A stunning new satellite image shows an enormous mass of melting sea ice elegantly swirling around a Russian peninsula in the Arctic.
Although beautiful, the scene is a somber reminder of the ever-increasing effects of climate change.
NASA's Aqua satellite snapped the dazzling ice display on May 28 twirling around the Sea of Okhotsk for hundreds of miles, just off the coast of Russia's snow-covered P'yagina Peninsula. The image was released on June 12 by NASA's Earth Observatory.
The ethereal white swirls, which appear every year, are made up of melting sea ice being dragged around by ocean currents. The P'yagina Peninsula is a hotspot for these types of swirls because cold air and fresh water deposited into the sea by rivers help create particularly thick sea ice, some of which can still be seen hugging the peninsula's north coastline in the image.
When the sea ice melts in spring and summer, the fracturing ice chunks are pushed south by the wind into vortex-like ocean currents created by a group of small islands located to the south of the landmass' main point, according to the Earth Observatory.
Ice swirls like this can come in a range of shapes and sizes. In December 2022, an extreme cold snap in the U.K. created a host of mini ice swirls, or "ice pancakes," on rivers in Scotland that were formed by tiny spiraling currents known as eddies.
The larger Russian swirls can sometimes persist for months and are occasionally pushed as far south as Japan. In 2018, several large swirls, each measuring more than 31 miles (50 kilometers) across, were spotted off the coast of Hokkaido, the country's northernmost island, Japanese news site The Mainichi reported at the time.
The swirls are also appearing earlier every year because there is less sea ice developing in the Arctic over winter and what sea ice there is breaks up earlier due to the effects of human-caused climate change.
On March 6, the Arctic reached its annual maximum sea ice extent — the point at which the largest surface area of the ocean is covered by ice. This year's maximum extent was the 6th lowest on record, meaning there was a lot less sea ice than normal, according to the National Snow and Ice Data Center. Since then, the sea ice in the Sea of Okhotsk has melted away at a faster rate than the rest of the Arctic for unknown reasons, according to the NSIDC.
A study published Feb. 14 in the journal Atmosphere-Ocean revealed that the sea ice extent in the Sea of Okhotsk decreased by about 9% per decade between 1979 and 2010.

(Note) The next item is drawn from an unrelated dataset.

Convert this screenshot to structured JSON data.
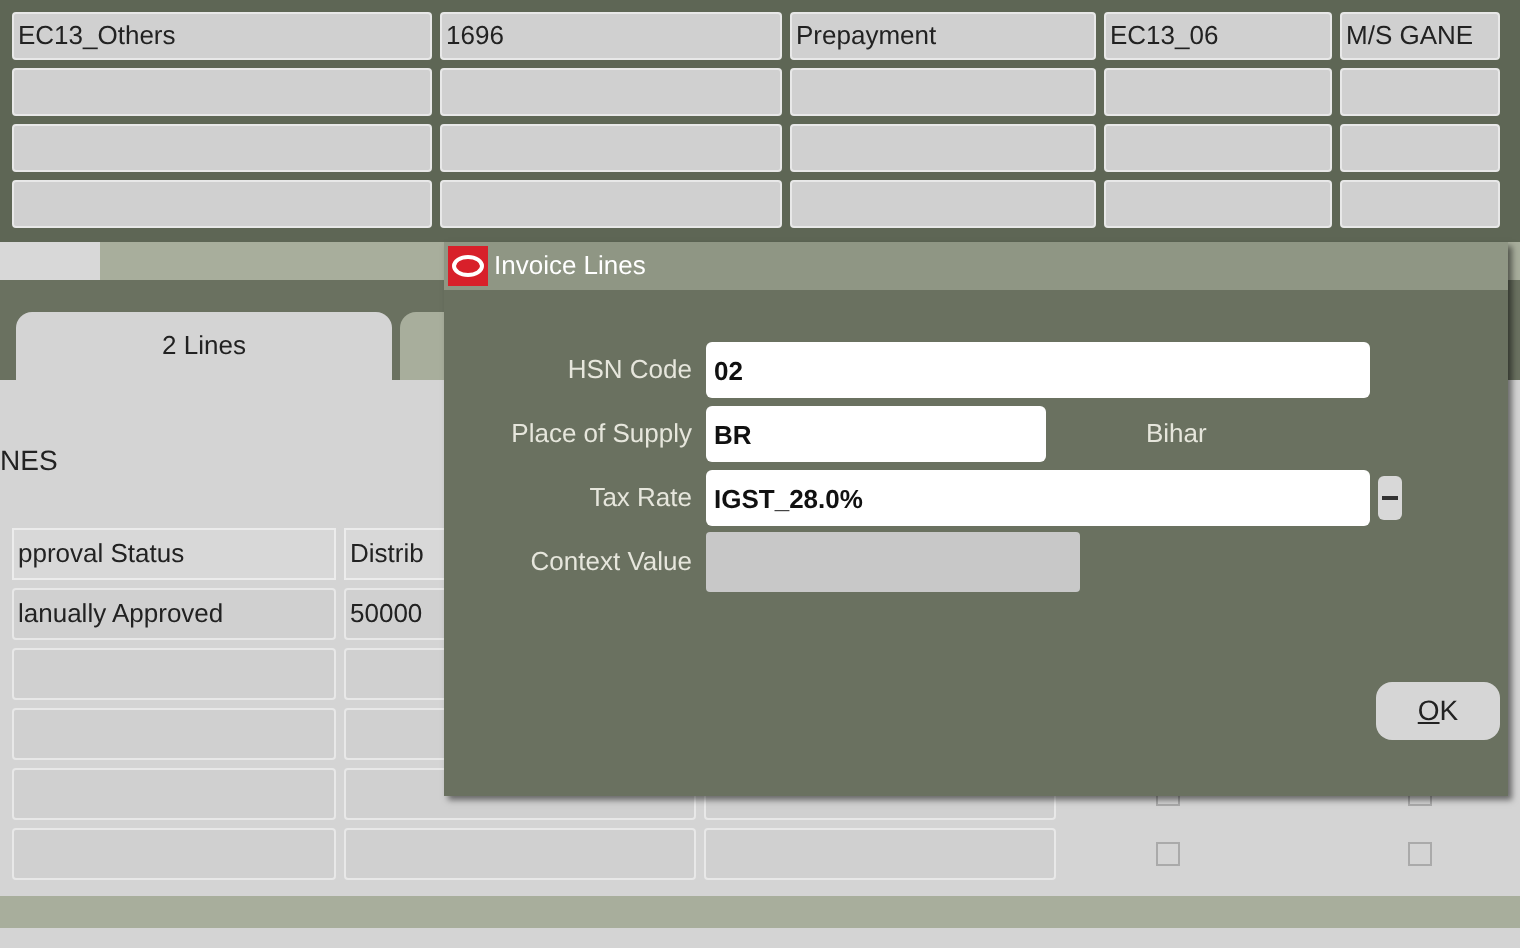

Sea ice is also disappearing in Antarctica. In February, the world's most southerly continent experienced a record-low minimum sea ice extent, where sea ice coverage reached its lowest point, for the second year in a row.